Problem description:
The listing below is to be duplicated exactly, with every picture omitted.

Records for the task:

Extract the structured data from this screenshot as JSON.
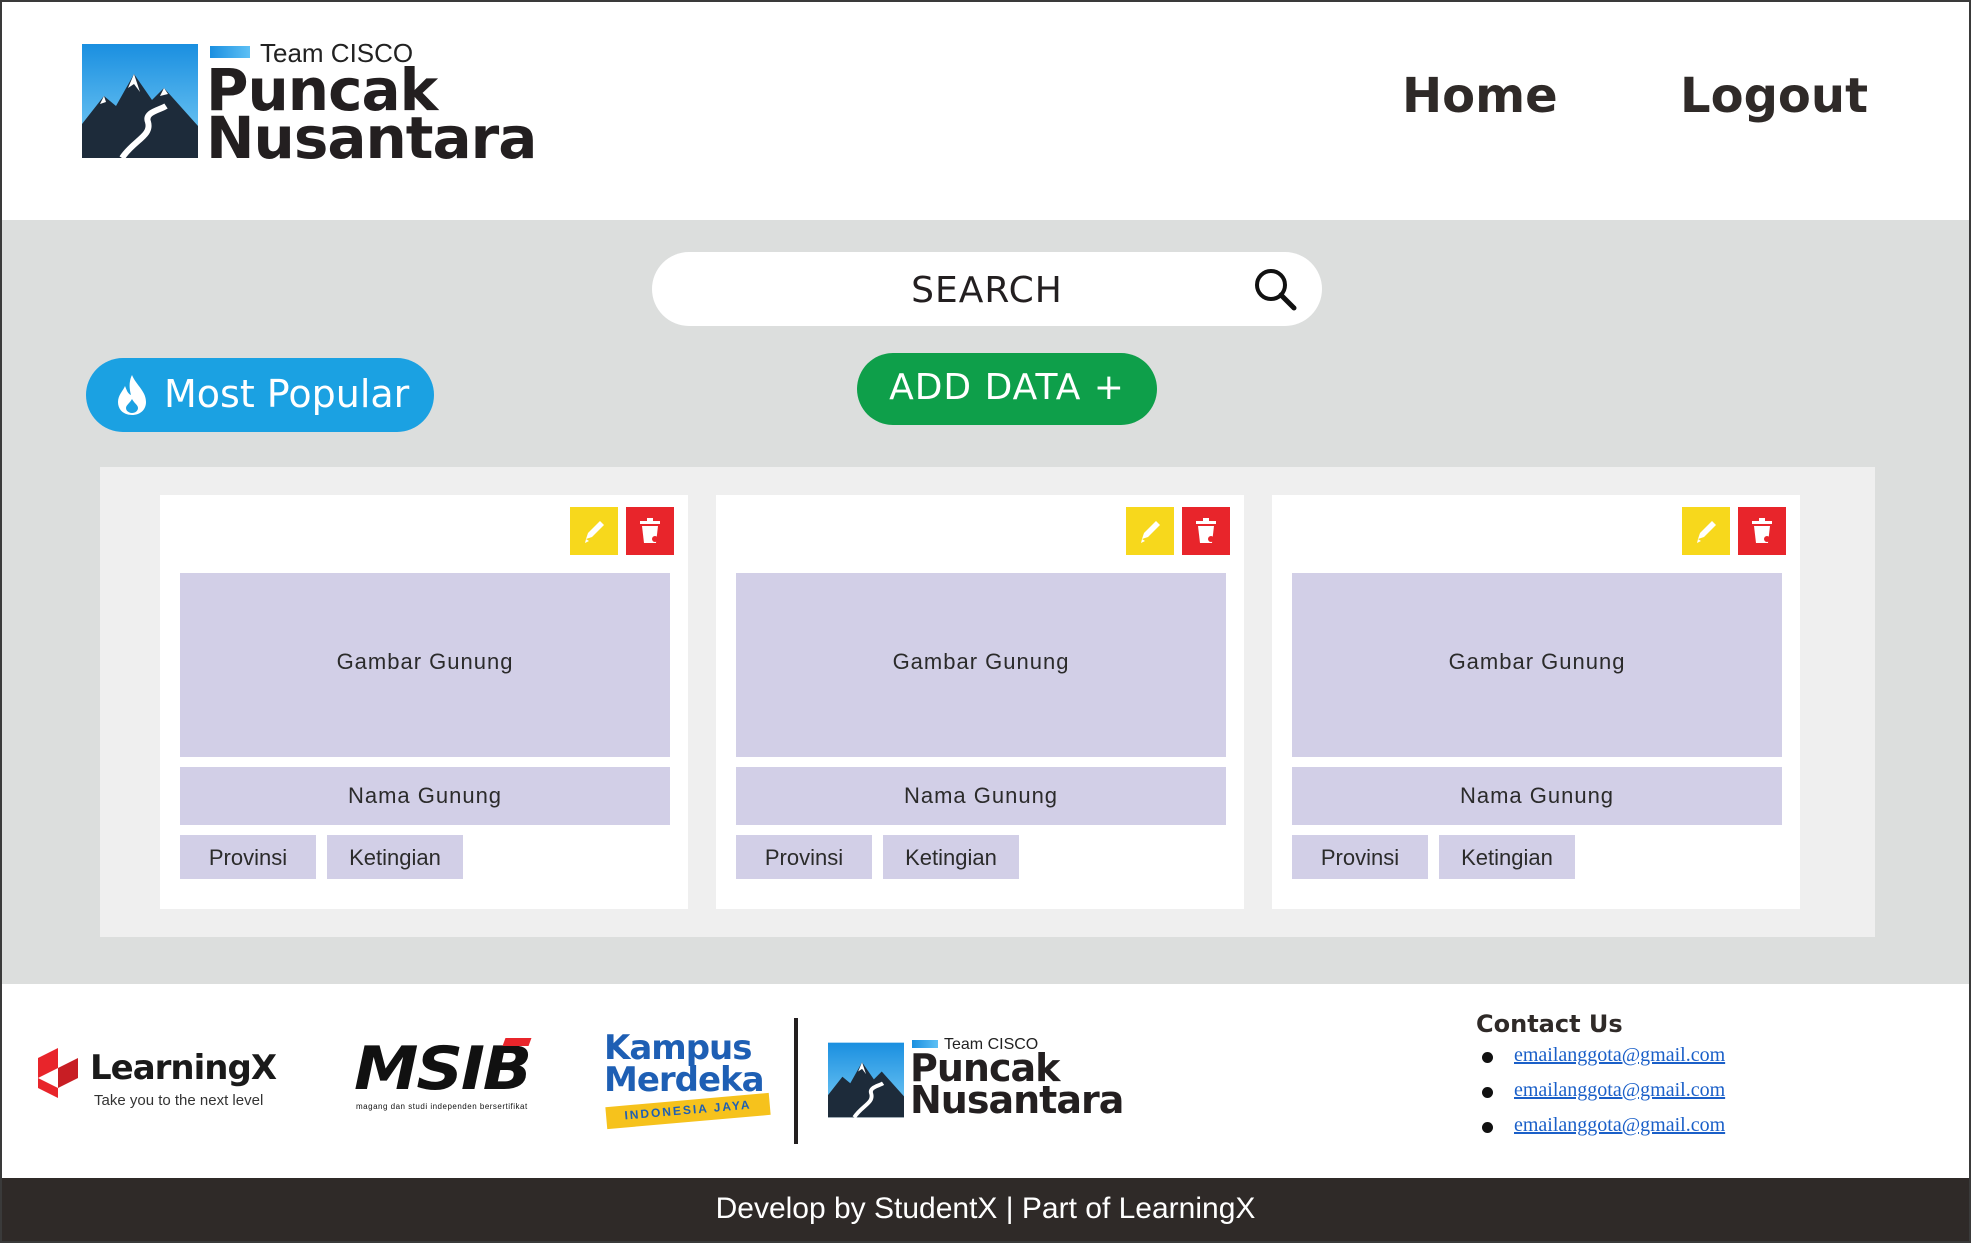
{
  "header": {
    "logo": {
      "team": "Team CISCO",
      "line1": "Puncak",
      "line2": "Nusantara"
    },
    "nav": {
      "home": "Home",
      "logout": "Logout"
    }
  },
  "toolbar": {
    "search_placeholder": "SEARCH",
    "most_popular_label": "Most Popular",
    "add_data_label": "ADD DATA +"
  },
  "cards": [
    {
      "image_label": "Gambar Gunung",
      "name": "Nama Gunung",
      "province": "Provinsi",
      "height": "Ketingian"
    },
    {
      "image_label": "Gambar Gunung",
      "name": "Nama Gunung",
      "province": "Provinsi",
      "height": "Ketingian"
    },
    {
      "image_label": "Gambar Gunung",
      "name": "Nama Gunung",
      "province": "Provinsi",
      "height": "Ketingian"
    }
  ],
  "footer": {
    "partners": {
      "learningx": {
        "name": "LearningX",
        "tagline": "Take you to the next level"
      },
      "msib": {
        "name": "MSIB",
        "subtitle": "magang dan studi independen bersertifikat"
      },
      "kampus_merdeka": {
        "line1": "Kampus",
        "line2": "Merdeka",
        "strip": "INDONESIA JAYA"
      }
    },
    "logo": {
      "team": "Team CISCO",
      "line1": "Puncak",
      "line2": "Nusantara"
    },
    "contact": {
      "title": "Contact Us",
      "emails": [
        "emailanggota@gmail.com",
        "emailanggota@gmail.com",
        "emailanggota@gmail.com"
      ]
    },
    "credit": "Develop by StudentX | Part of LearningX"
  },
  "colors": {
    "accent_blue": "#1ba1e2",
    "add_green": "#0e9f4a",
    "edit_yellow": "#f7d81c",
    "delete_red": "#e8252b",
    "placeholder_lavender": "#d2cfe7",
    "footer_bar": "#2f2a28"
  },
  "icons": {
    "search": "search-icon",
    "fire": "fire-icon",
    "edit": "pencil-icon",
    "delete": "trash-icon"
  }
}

Written answer:
Extract the structured data from this screenshot as JSON.
{
  "header": {
    "logo": {
      "team": "Team CISCO",
      "line1": "Puncak",
      "line2": "Nusantara"
    },
    "nav": {
      "home": "Home",
      "logout": "Logout"
    }
  },
  "toolbar": {
    "search_placeholder": "SEARCH",
    "most_popular_label": "Most Popular",
    "add_data_label": "ADD DATA +"
  },
  "cards": [
    {
      "image_label": "Gambar Gunung",
      "name": "Nama Gunung",
      "province": "Provinsi",
      "height": "Ketingian"
    },
    {
      "image_label": "Gambar Gunung",
      "name": "Nama Gunung",
      "province": "Provinsi",
      "height": "Ketingian"
    },
    {
      "image_label": "Gambar Gunung",
      "name": "Nama Gunung",
      "province": "Provinsi",
      "height": "Ketingian"
    }
  ],
  "footer": {
    "partners": {
      "learningx": {
        "name": "LearningX",
        "tagline": "Take you to the next level"
      },
      "msib": {
        "name": "MSIB",
        "subtitle": "magang dan studi independen bersertifikat"
      },
      "kampus_merdeka": {
        "line1": "Kampus",
        "line2": "Merdeka",
        "strip": "INDONESIA JAYA"
      }
    },
    "logo": {
      "team": "Team CISCO",
      "line1": "Puncak",
      "line2": "Nusantara"
    },
    "contact": {
      "title": "Contact Us",
      "emails": [
        "emailanggota@gmail.com",
        "emailanggota@gmail.com",
        "emailanggota@gmail.com"
      ]
    },
    "credit": "Develop by StudentX | Part of LearningX"
  },
  "colors": {
    "accent_blue": "#1ba1e2",
    "add_green": "#0e9f4a",
    "edit_yellow": "#f7d81c",
    "delete_red": "#e8252b",
    "placeholder_lavender": "#d2cfe7",
    "footer_bar": "#2f2a28"
  },
  "icons": {
    "search": "search-icon",
    "fire": "fire-icon",
    "edit": "pencil-icon",
    "delete": "trash-icon"
  }
}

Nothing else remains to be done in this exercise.